→ What is being asked:
Which lines of the records contain "current"? Collect every one of them.
::: Extracted material
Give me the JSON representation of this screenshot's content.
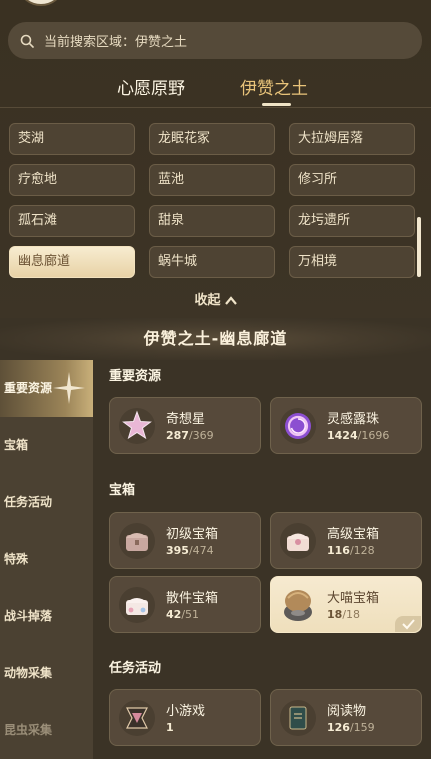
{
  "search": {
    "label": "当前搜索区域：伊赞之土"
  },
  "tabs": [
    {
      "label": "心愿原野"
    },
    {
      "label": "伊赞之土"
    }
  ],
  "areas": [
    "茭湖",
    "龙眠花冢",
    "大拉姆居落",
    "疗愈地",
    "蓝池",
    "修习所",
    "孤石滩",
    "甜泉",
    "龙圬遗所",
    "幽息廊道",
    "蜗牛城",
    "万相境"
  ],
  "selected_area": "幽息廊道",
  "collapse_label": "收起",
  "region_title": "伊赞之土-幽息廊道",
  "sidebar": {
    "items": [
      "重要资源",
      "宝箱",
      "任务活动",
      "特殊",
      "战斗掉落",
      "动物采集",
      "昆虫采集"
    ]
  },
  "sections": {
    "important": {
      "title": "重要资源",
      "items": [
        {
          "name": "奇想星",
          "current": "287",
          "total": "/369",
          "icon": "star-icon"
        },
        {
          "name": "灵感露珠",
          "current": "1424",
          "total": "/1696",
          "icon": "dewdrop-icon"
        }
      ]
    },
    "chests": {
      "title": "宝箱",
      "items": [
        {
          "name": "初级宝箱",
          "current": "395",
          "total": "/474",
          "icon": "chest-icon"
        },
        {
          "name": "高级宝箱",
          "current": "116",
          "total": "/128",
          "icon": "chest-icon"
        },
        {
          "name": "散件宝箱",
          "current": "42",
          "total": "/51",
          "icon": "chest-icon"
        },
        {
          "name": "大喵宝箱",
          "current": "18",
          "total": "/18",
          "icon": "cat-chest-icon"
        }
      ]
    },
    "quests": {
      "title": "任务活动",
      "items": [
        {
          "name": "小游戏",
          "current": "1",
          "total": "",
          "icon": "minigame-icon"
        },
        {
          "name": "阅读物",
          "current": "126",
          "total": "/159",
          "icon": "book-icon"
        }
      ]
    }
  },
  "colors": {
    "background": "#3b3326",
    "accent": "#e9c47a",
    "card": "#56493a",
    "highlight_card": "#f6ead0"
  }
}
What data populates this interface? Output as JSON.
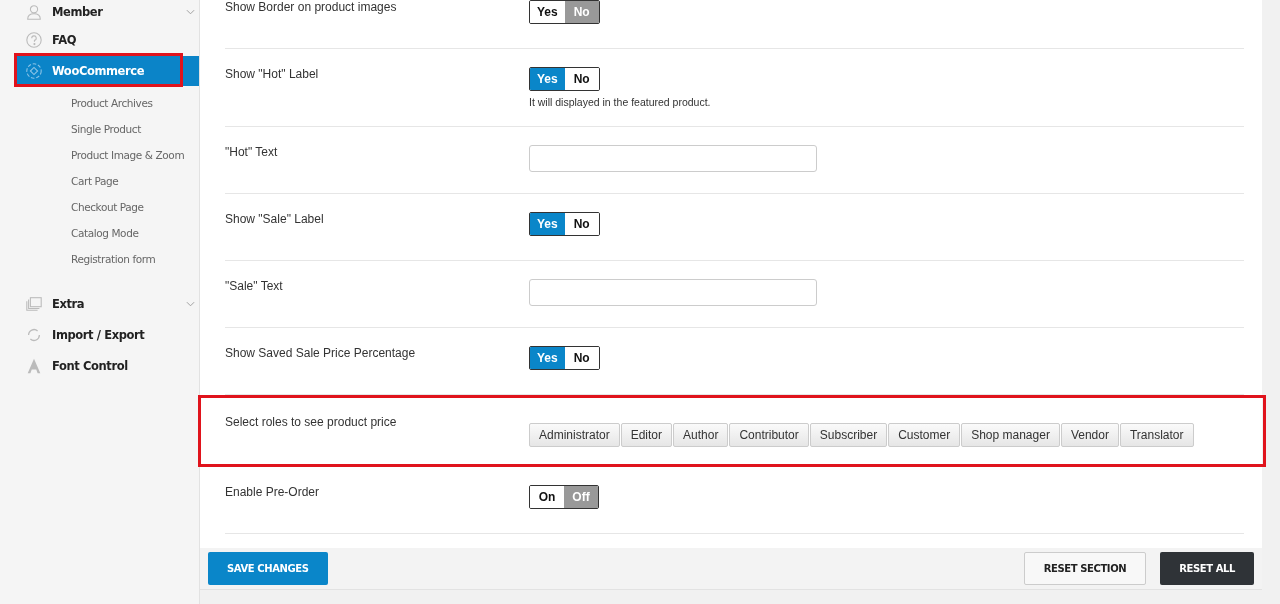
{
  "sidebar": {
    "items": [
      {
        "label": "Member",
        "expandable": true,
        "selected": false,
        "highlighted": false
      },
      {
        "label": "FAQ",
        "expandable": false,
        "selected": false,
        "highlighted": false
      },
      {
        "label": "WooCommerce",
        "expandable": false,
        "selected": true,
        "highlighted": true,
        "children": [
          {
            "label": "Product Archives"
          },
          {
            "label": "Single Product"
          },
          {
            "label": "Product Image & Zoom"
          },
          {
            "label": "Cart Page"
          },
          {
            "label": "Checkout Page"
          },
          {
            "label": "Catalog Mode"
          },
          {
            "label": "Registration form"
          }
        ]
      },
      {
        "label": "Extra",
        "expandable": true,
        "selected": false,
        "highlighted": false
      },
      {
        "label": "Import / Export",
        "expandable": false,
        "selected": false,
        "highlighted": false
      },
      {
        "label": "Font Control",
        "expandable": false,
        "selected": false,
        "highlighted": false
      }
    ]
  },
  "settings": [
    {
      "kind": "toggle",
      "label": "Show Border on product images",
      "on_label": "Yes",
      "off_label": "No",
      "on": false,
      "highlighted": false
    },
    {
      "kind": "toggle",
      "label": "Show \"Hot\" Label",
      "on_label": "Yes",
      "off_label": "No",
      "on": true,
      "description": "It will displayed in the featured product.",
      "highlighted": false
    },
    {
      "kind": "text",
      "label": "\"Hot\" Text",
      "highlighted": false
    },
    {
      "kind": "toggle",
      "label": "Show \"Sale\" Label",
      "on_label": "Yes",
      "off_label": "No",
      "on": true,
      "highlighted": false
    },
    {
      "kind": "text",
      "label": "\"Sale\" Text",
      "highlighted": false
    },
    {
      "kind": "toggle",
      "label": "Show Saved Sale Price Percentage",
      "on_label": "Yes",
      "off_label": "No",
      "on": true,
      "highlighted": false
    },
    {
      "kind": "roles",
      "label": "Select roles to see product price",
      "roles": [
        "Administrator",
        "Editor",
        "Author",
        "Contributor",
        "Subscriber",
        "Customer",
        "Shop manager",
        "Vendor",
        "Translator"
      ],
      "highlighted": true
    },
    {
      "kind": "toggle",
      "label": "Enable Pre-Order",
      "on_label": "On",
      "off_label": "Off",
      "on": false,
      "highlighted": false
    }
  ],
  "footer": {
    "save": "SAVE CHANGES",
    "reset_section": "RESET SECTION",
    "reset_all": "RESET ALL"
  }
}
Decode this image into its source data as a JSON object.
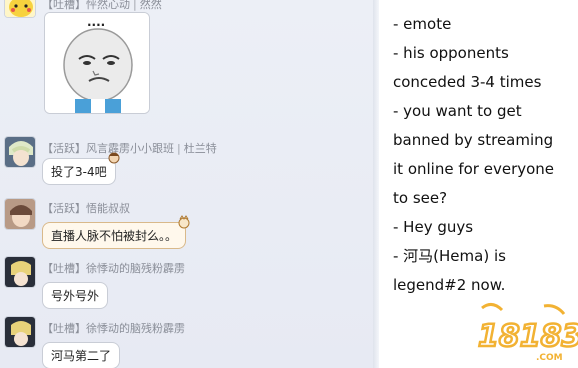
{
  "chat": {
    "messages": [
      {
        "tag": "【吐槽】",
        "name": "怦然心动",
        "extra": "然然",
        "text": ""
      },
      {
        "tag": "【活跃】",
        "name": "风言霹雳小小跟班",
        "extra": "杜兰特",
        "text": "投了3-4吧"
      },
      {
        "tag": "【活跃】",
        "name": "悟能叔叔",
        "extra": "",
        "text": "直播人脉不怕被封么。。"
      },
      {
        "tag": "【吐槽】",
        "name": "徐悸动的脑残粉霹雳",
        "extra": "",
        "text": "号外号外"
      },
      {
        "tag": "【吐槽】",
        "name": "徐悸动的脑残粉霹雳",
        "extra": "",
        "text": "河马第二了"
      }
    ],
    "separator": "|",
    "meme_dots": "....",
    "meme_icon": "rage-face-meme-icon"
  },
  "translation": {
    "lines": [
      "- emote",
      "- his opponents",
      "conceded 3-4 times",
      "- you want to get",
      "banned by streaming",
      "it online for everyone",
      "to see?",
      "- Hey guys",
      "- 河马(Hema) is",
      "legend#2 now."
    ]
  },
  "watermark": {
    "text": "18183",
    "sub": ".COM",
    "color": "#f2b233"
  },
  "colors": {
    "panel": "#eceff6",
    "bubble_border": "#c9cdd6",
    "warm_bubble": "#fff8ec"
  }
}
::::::
→ Finished task:
          "current": "287",
          "current": "1424",
          "current": "395",
          "current": "116",
          "current": "42",
          "current": "18",
          "current": "1",
          "current": "126",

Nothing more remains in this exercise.